→ **Problem requirements**
Your reply should consist of the listing, copied exactly.

→ **Listed entries**
--------------------------------------------------
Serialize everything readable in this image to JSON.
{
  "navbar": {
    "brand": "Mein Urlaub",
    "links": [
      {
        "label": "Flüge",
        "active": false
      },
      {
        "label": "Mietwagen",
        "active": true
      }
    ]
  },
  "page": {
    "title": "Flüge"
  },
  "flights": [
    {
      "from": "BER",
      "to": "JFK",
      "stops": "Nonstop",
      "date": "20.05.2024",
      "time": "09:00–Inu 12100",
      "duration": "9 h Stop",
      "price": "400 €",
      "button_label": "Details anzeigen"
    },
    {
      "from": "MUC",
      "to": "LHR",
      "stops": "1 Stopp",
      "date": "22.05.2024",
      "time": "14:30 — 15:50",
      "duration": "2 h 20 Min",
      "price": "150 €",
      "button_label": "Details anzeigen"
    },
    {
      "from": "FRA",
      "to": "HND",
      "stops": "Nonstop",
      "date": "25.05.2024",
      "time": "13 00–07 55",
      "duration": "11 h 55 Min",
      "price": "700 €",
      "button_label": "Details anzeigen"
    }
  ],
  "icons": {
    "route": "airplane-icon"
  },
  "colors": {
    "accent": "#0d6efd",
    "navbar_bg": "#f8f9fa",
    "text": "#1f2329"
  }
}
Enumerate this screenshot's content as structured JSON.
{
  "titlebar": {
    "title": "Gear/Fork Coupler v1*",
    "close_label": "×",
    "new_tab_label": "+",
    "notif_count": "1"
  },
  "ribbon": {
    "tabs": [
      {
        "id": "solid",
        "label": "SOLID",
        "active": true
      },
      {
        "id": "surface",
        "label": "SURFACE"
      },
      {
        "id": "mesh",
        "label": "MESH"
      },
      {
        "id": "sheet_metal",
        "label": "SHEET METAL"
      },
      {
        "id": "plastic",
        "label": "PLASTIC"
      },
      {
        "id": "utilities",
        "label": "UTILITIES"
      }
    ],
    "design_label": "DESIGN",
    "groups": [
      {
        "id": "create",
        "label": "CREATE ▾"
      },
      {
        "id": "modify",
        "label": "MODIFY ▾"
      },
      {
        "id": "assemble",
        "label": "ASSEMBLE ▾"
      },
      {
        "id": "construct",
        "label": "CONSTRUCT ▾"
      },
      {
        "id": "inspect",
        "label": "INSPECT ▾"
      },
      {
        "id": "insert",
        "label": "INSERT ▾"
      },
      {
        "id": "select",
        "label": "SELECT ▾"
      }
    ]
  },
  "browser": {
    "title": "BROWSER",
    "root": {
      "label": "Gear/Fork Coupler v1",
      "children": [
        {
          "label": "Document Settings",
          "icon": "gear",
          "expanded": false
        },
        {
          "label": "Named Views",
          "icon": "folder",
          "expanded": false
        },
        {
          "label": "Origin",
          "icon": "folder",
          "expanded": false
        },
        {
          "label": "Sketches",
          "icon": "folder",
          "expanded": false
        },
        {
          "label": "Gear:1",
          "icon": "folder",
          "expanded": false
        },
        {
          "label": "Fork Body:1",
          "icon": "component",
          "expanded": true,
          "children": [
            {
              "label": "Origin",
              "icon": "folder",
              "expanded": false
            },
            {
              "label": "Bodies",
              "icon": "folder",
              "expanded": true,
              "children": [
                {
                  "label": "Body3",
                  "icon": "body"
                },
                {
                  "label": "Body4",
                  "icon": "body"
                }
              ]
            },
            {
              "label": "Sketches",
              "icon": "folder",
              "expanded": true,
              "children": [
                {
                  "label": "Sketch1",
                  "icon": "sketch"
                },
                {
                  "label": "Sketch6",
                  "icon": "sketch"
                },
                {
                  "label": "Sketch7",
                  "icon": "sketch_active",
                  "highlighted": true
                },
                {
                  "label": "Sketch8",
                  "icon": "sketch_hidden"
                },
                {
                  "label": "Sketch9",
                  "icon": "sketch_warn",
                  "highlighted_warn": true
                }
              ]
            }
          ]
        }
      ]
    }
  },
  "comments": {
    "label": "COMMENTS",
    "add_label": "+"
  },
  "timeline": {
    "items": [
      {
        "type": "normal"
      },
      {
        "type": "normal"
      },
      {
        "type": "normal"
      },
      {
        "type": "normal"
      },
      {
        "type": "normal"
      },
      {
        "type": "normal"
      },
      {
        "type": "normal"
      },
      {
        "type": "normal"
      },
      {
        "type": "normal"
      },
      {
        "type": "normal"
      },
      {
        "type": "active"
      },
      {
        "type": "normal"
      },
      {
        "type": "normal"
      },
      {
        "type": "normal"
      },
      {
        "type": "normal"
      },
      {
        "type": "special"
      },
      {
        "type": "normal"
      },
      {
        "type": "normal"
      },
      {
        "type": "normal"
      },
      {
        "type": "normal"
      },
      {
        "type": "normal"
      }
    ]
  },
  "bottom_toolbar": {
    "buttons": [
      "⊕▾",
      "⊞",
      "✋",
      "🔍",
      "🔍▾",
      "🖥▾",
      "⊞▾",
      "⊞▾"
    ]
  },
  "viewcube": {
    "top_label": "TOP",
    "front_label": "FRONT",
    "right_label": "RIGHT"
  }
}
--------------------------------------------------
→ **Task solution**
Serialize everything readable in this image to JSON.
{
  "navbar": {
    "brand": "Mein Urlaub",
    "links": [
      {
        "label": "Flüge",
        "active": false
      },
      {
        "label": "Mietwagen",
        "active": true
      }
    ]
  },
  "page": {
    "title": "Flüge"
  },
  "flights": [
    {
      "from": "BER",
      "to": "JFK",
      "stops": "Nonstop",
      "date": "20.05.2024",
      "time": "09:00–Inu 12100",
      "duration": "9 h Stop",
      "price": "400 €",
      "button_label": "Details anzeigen"
    },
    {
      "from": "MUC",
      "to": "LHR",
      "stops": "1 Stopp",
      "date": "22.05.2024",
      "time": "14:30 — 15:50",
      "duration": "2 h 20 Min",
      "price": "150 €",
      "button_label": "Details anzeigen"
    },
    {
      "from": "FRA",
      "to": "HND",
      "stops": "Nonstop",
      "date": "25.05.2024",
      "time": "13 00–07 55",
      "duration": "11 h 55 Min",
      "price": "700 €",
      "button_label": "Details anzeigen"
    }
  ],
  "icons": {
    "route": "airplane-icon"
  },
  "colors": {
    "accent": "#0d6efd",
    "navbar_bg": "#f8f9fa",
    "text": "#1f2329"
  }
}
Enumerate this screenshot's content as structured JSON.
{
  "titlebar": {
    "title": "Gear/Fork Coupler v1*",
    "close_label": "×",
    "new_tab_label": "+",
    "notif_count": "1"
  },
  "ribbon": {
    "tabs": [
      {
        "id": "solid",
        "label": "SOLID",
        "active": true
      },
      {
        "id": "surface",
        "label": "SURFACE"
      },
      {
        "id": "mesh",
        "label": "MESH"
      },
      {
        "id": "sheet_metal",
        "label": "SHEET METAL"
      },
      {
        "id": "plastic",
        "label": "PLASTIC"
      },
      {
        "id": "utilities",
        "label": "UTILITIES"
      }
    ],
    "design_label": "DESIGN",
    "groups": [
      {
        "id": "create",
        "label": "CREATE ▾"
      },
      {
        "id": "modify",
        "label": "MODIFY ▾"
      },
      {
        "id": "assemble",
        "label": "ASSEMBLE ▾"
      },
      {
        "id": "construct",
        "label": "CONSTRUCT ▾"
      },
      {
        "id": "inspect",
        "label": "INSPECT ▾"
      },
      {
        "id": "insert",
        "label": "INSERT ▾"
      },
      {
        "id": "select",
        "label": "SELECT ▾"
      }
    ]
  },
  "browser": {
    "title": "BROWSER",
    "root": {
      "label": "Gear/Fork Coupler v1",
      "children": [
        {
          "label": "Document Settings",
          "icon": "gear",
          "expanded": false
        },
        {
          "label": "Named Views",
          "icon": "folder",
          "expanded": false
        },
        {
          "label": "Origin",
          "icon": "folder",
          "expanded": false
        },
        {
          "label": "Sketches",
          "icon": "folder",
          "expanded": false
        },
        {
          "label": "Gear:1",
          "icon": "folder",
          "expanded": false
        },
        {
          "label": "Fork Body:1",
          "icon": "component",
          "expanded": true,
          "children": [
            {
              "label": "Origin",
              "icon": "folder",
              "expanded": false
            },
            {
              "label": "Bodies",
              "icon": "folder",
              "expanded": true,
              "children": [
                {
                  "label": "Body3",
                  "icon": "body"
                },
                {
                  "label": "Body4",
                  "icon": "body"
                }
              ]
            },
            {
              "label": "Sketches",
              "icon": "folder",
              "expanded": true,
              "children": [
                {
                  "label": "Sketch1",
                  "icon": "sketch"
                },
                {
                  "label": "Sketch6",
                  "icon": "sketch"
                },
                {
                  "label": "Sketch7",
                  "icon": "sketch_active",
                  "highlighted": true
                },
                {
                  "label": "Sketch8",
                  "icon": "sketch_hidden"
                },
                {
                  "label": "Sketch9",
                  "icon": "sketch_warn",
                  "highlighted_warn": true
                }
              ]
            }
          ]
        }
      ]
    }
  },
  "comments": {
    "label": "COMMENTS",
    "add_label": "+"
  },
  "timeline": {
    "items": [
      {
        "type": "normal"
      },
      {
        "type": "normal"
      },
      {
        "type": "normal"
      },
      {
        "type": "normal"
      },
      {
        "type": "normal"
      },
      {
        "type": "normal"
      },
      {
        "type": "normal"
      },
      {
        "type": "normal"
      },
      {
        "type": "normal"
      },
      {
        "type": "normal"
      },
      {
        "type": "active"
      },
      {
        "type": "normal"
      },
      {
        "type": "normal"
      },
      {
        "type": "normal"
      },
      {
        "type": "normal"
      },
      {
        "type": "special"
      },
      {
        "type": "normal"
      },
      {
        "type": "normal"
      },
      {
        "type": "normal"
      },
      {
        "type": "normal"
      },
      {
        "type": "normal"
      }
    ]
  },
  "bottom_toolbar": {
    "buttons": [
      "⊕▾",
      "⊞",
      "✋",
      "🔍",
      "🔍▾",
      "🖥▾",
      "⊞▾",
      "⊞▾"
    ]
  },
  "viewcube": {
    "top_label": "TOP",
    "front_label": "FRONT",
    "right_label": "RIGHT"
  }
}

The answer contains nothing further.